What’s missing from Sheizaf raising objections to the right of Palestinian refugees to return to their homeland is two fundamental things: international law, and the preference of the Palestinian people themselves. International law is clear that the Palestinians have a right to return to the land that was taken away from them. The Universal Declaration of Human Rights, arguably one of the most important documents in the post-World War Two era, states, “Everyone has the right to leave any country, including his own, and to return to his country.” U.N. General Assembly Resolution 194 unambiguously calls for the right of return for Palestinian refugees. Subsequent U.N. documents have reaffirmed this right.
As for the preferences of the Palestinian people, it’s clear the vast majority of them have no interest in giving up their right to return. The organization OneVoice published an April 2009 poll that found that 92% of Palestinians find it essential or desirable to have the right of return and compensation, and “the prospect of ‘An Israeli recognition of the suffering of the Palestinian refugees, while most refugees return to the West Bank or Gaza and some return to Israel (1948)’ was ‘essential or desirable’ for a majority of Palestinians at 53% and ‘unacceptable’ for only 23%.”
I’m not an absolutist, and ultimately, a just agreement on refugees will have to be negotiated between Palestinians and Israelis. But we, especially as privileged Jews, can’t just dismiss Palestinian claims on refugees.
The elephant in the room, then, is the question of Zionism and the desirability of maintaining an ethnically exclusive Jewish State on land stolen from Palestinians. The arguments against the right of return rest on Israeli fears that the Jewish State will be no more. I’m a Jewish-American, and I don’t have as much of a direct stake in the resolution to this problem as Sheizaf does, but it’s giving in to racism if we use as a justification the maintenance of a Zionist state to deny Palestinians their rights. In terms of a solution to the conflict, I don’t think partition is workable anymore, and am a proponent of a one-state or bi-national solution. Ultimately, though, that decision rests with Palestinians and Israelis.
I don’t purport to offer an detailed solution to just how a right to return would be implemented. But let’s not dismiss Palestinian concerns so easily. International law should be the baseline for a resolution.
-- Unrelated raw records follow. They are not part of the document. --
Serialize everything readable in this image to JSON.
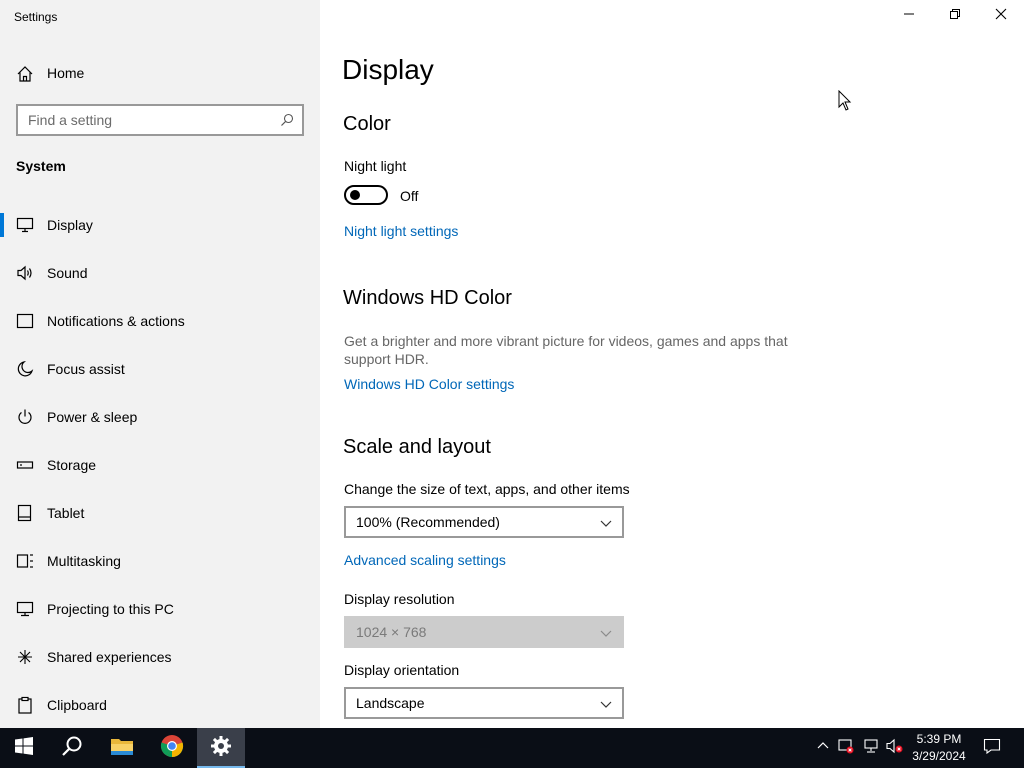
{
  "window": {
    "title": "Settings",
    "controls": {
      "minimize": "minimize-icon",
      "restore": "restore-icon",
      "close": "close-icon"
    }
  },
  "sidebar": {
    "home_label": "Home",
    "search_placeholder": "Find a setting",
    "section_label": "System",
    "items": [
      {
        "label": "Display",
        "icon": "monitor-icon",
        "selected": true
      },
      {
        "label": "Sound",
        "icon": "speaker-icon"
      },
      {
        "label": "Notifications & actions",
        "icon": "notification-icon"
      },
      {
        "label": "Focus assist",
        "icon": "moon-icon"
      },
      {
        "label": "Power & sleep",
        "icon": "power-icon"
      },
      {
        "label": "Storage",
        "icon": "storage-icon"
      },
      {
        "label": "Tablet",
        "icon": "tablet-icon"
      },
      {
        "label": "Multitasking",
        "icon": "multitasking-icon"
      },
      {
        "label": "Projecting to this PC",
        "icon": "projecting-icon"
      },
      {
        "label": "Shared experiences",
        "icon": "shared-experiences-icon"
      },
      {
        "label": "Clipboard",
        "icon": "clipboard-icon"
      }
    ]
  },
  "main": {
    "title": "Display",
    "color": {
      "heading": "Color",
      "night_light_label": "Night light",
      "night_light_state": "Off",
      "night_light_settings_link": "Night light settings"
    },
    "hd_color": {
      "heading": "Windows HD Color",
      "description": "Get a brighter and more vibrant picture for videos, games and apps that support HDR.",
      "settings_link": "Windows HD Color settings"
    },
    "scale_layout": {
      "heading": "Scale and layout",
      "size_label": "Change the size of text, apps, and other items",
      "size_value": "100% (Recommended)",
      "advanced_link": "Advanced scaling settings",
      "resolution_label": "Display resolution",
      "resolution_value": "1024 × 768",
      "orientation_label": "Display orientation",
      "orientation_value": "Landscape"
    }
  },
  "taskbar": {
    "apps": [
      "start-icon",
      "search-icon",
      "file-explorer-icon",
      "chrome-icon",
      "settings-icon"
    ],
    "active_app": "settings-icon",
    "clock_time": "5:39 PM",
    "clock_date": "3/29/2024"
  },
  "colors": {
    "accent": "#0078d7",
    "link": "#0067b8",
    "sidebar_bg": "#f2f2f2",
    "taskbar_bg": "#0a0e16"
  }
}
Sheizaf also says:
The idea that “nor Obama neither the PLO chairman can deny the refugees’ right of return” simply echoes the Israeli rigth-wing mantra that no Israeli leader can give up parts of land because “they belong to the entire Jewish people”. If the leader of PLO can’t sign an agreement with Israel or declare independence, who can?
There is no equivalency between the claim that “Greater Israel” belongs to the Jewish People only, and the Palestinian refugees’ right to return. Why? Again, look at international law: there is no enshrined right for Jews to settle in the West Bank, Gaza and East Jerusalem. There is an enshrined, legal right for Palestinians to return.
One last response to Sheizaf’s post. He says:
As for the other the reasons Kane notes for opposing the Clinton Parameters, they are simply absurd. Having several Israeli monitoring stations for three years is the thing that should make us join Netanyahu in opposing a settlement? Even when the peace agreement with Egypt was signed it gave Israel around two years to dismantle its settlements and clear army bases. Almost any international agreement works in stages. Is that such a problem?
I don’t think this is “absurd.” If we’re talking about a demilitarized Palestinian state, why should Israel have any type of military presence within the West Bank? Of course, I understand that these things take time. But it’s a legitimate concern to have, and we should question why Israel should reserve the right to maintain a military presence while Palestinians wouldn’t have a military under the “Clinton Parameters.”